The first thing I have to say to everyone about "Birdsong" is that this is a theatrical adaptation by playwright Rachel Wagstaff on the decades spanning novel by Sebastian Faulks. I have to say here and now that I have not read the original novel, so my review here is purely based on the performances on stage tonight. My fellow reviewer tonight has however read and re-read the original novel and was able to fill me in on many of the gaps that this play by its very time constraints alone has to either leave out or skim over. Just how do you adapt a 500 plus page novel to fit the totally different environment of a stage performance?
For anyone (like me) not familiar with the book, this is a brief recap of the storyline of tonights performance (but not the book itself). We open in the british Army trenches of France in 1916. Stalemate between the two armies has led to the development of underground mine warfare. Specialist tunnellers recruited from specialist civilian jobs such as mining or digging London's underground tunnels have been recruited as non - combat trained specialists to tunnell under the German trenches, plant explosives and blow the enemy to pieces. The problem is that the Germans are doing just the same. It is here right away that we meet tunnellers Jack Firebrace (Peter Duncan), Arthur Shaw (Liam Mccormick), Cartwright / Musician (James Findlay) and Evans (Alastair Whatley). We also meet under age soldier Tipper (Max Bowden), Captain Gray (James Staddon) and our principal character Officer Stephen Wraysford (Edmund Wiseman). Also very briefly to start with but becoming more important later on, we meet jeanne Fourmentier (Isabelle's sister played by Cloudua swann). Against advice Wraysford has asked to see an underground tunnel and in an underground incident is pressumed dead, brought to the surface and simply thrown "over the wall" with the other dead bodies. When Jack goes to view the body he is amazed to find that Wraysford is still alive. The wounded but recouperating Wraysford starts to relive in flashback the events six years earlier that brought him to France and his love affair with the married Isabelle Azaire (E mily Bowker). Isabelle is in an unhappy marriage to a much older man and also step-mother to the not so young now children Lisette (Selma Brook) and Gregoire (played also by Max Bowden). There are of course toher elements to the relationship and also as the soldiers receive letters from home and write letters to home we get to know a little more about their live. We also have towards the end the scene of Wraysford and Jack trapped underground. In the book, this is for six days, but the scene is still powerfull despite its required brevity.

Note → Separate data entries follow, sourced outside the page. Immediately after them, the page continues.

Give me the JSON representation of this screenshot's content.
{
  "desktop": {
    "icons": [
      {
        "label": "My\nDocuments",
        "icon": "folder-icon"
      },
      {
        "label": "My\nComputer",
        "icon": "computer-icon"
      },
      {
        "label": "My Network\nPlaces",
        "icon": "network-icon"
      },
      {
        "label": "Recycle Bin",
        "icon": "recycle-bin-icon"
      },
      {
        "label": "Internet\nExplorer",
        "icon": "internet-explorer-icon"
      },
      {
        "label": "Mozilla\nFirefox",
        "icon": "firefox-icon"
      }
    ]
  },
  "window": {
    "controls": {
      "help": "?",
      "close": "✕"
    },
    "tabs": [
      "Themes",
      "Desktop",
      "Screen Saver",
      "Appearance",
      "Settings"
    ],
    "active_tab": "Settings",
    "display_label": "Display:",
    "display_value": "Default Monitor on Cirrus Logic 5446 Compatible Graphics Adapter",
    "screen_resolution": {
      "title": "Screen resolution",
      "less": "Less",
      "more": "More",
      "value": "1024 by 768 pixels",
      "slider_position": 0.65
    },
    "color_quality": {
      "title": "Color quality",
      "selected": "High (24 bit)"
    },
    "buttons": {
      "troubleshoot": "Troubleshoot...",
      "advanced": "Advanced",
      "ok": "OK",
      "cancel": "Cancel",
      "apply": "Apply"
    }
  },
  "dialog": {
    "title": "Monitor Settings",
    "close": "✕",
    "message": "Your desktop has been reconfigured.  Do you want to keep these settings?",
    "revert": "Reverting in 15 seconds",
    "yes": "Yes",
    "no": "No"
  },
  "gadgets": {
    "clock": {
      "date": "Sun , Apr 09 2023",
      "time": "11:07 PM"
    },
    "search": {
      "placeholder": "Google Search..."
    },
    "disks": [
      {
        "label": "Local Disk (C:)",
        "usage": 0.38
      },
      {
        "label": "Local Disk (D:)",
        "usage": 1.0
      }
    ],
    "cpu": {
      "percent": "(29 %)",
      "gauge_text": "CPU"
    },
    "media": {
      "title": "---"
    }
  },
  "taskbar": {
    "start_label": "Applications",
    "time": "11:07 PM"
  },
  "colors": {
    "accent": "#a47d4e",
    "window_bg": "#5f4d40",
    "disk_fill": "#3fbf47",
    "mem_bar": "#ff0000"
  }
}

Edmund Wiseman is excellent as the now "damaged" Stephen Wraysford. this is not the over the top performance of someone having real issues accepting the insane situation that they find themselves in, but a gentle charachter performance of someone just about to completely snap at any time. Emily Bowker is also very good as the unhappy and desperate for love wife of the older and brutal factory owner Rene Azaire. In a moment of almost madness, she has an affair and leaves her husband for a man she has only just recently met. Remember, this is 1916 and the world takes a far different view of a woman in her place than it does now. Emily gets that balance of a woman not only given up her marriage and her home but also her personal reputation just right.
Selma Brook aslo puts in a nice character performance as the teenage daughter Lisette who has an immediate crush on Stephen Wraysford and takes the expected reactions to his gentle rebuff of her attentions. Clouda Swann is also interesting as she expands in the second half her role as isobelle's sister Jeanne.
For me though, the star of the show is Peter Duncan as Jack Firebrace. Often it seems to be that main supporting characters get far better roles than the principals. The part of Jack has some real depth to it, and through the letters he is receiving and writing (some which contain real personal tragedy news), and the sketches that he is making of people, we get to know a bit about the man and what brought him to the trenches.
There is of course also the "Birdsong". We hear the birdsong at various points in the story and there are to me two possibilities of why it is there, or not there, and I have not made my mind up which is which. Either the birds are singing because everything is alright, or the birds have stopped singing because everything is far from all right and death is about to touch people. During battles, many soldiers commented that the birds left the skies and there was no birdsong.
I have to admit that at times I found the structure of starting at 1916 and going back and forth from resent day to flashbacks a bit disorientating at times. With no previous knowlege of the book and who people were, it took me a while to establish everyones parts. The play also end at an early point without us really knowing what happens to many of our our principal characters after the war.
The programme for tonight clearly states that this is a re-working of the original play. In the original version the starting point of the story (as with the book) was 1910 and followed a more linear timeline to the book. I must admit that i would have preferred that version to allow me to become more aquanted with Isobelle and her family and her scandelous life with Wraysford before the war broke out.
This is still a powerful piece of theatre though and there were many school children in tonights audience. It is important that new generations understand just what happened in the first World War and that every one who took part there was a real person that was forced by circumstances to become far different from anything they could possibly have imagined for themselves.
Go and see a very good piece of theatre with some very good set designs (Victoria Spearing). Do not expect to see a literal adaption of the book if you have read it though. The very different nature of the book and theatre make a straight adaptation pretty much impossible.
Review by Tom King